Hyclate vs. Monohydrate
The details of what drug salts are, how they’re made, their many different types, and their many other potentially important nuances in pharmacology, therapeutics, and clinical medicine are way beyond this lesson’s scope.
What you should know for this lesson’s sake is that doxycycline hyclate and doxycycline monohydrate are two different salts of the same active drug, the latter being doxycycline itself, of course. Their main important difference is in the fact that doxycycline hyclate is water soluble. It’s easily mixable in water. In contrast, doxycycline monohydrate is only very slightly soluble in water. In other words, it doesn’t readily dissolve in water. As a result, this may alter the way each salt form of doxycycline is manufactured for use in medicine.
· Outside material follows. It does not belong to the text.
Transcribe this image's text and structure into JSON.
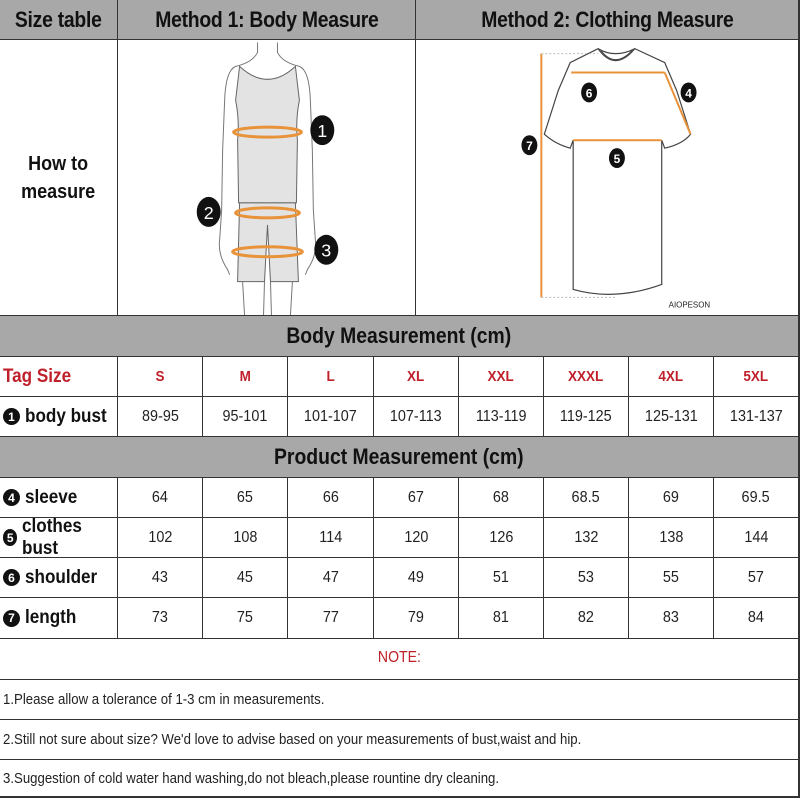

Their manufacture is really the only important difference between these two drugs. Clinically speaking, once both of these salt forms have been absorbed, they become the same active drug, doxycycline.
Many doctors will claim that there is no real clinical difference between the two salt forms and they are both equally effective. There is very little evidence (good evidence) to suggest they are right or wrong.
That being said, there are some who claim that doxycycline monohydrate is better tolerated than doxycycline hyclate. The reasoning being that, owing to what was said before, doxycycline monohydrate is less water soluble and will thus dissolve more slowly in the digestive tract. This, by extension, might reduce the risk of any potential gastrointestinal side-effects when taking this version of doxycycline. However, there is no good evidence for this.
One other potential consideration with respect to all of this is that patients on chronic acid suppressive therapy will have a higher gastrointestinal pH. This may decrease the bioavailability of doxycycline monohydrate. Some practitioners may recommend doxycycline hyclate in such instances as a result.
So, in essence, there’s likely no significant therapeutic difference between doxycycline hyclate and doxycycline monohydrate in most cases. They are two salt forms of the same drug, doxycycline. Doxycycline is an antibiotic, a drug that targets bacteria. It is a bacteriostatic, in that it works by prohibiting bacteria from multiplying.
The major difference between the two salt forms is that doxycycline hyclate is water soluble while doxycycline monohydrate is not as readily water soluble as the former.
Medical Disclaimer: The information on this site is for your information only and is not a substitute for professional medical advice.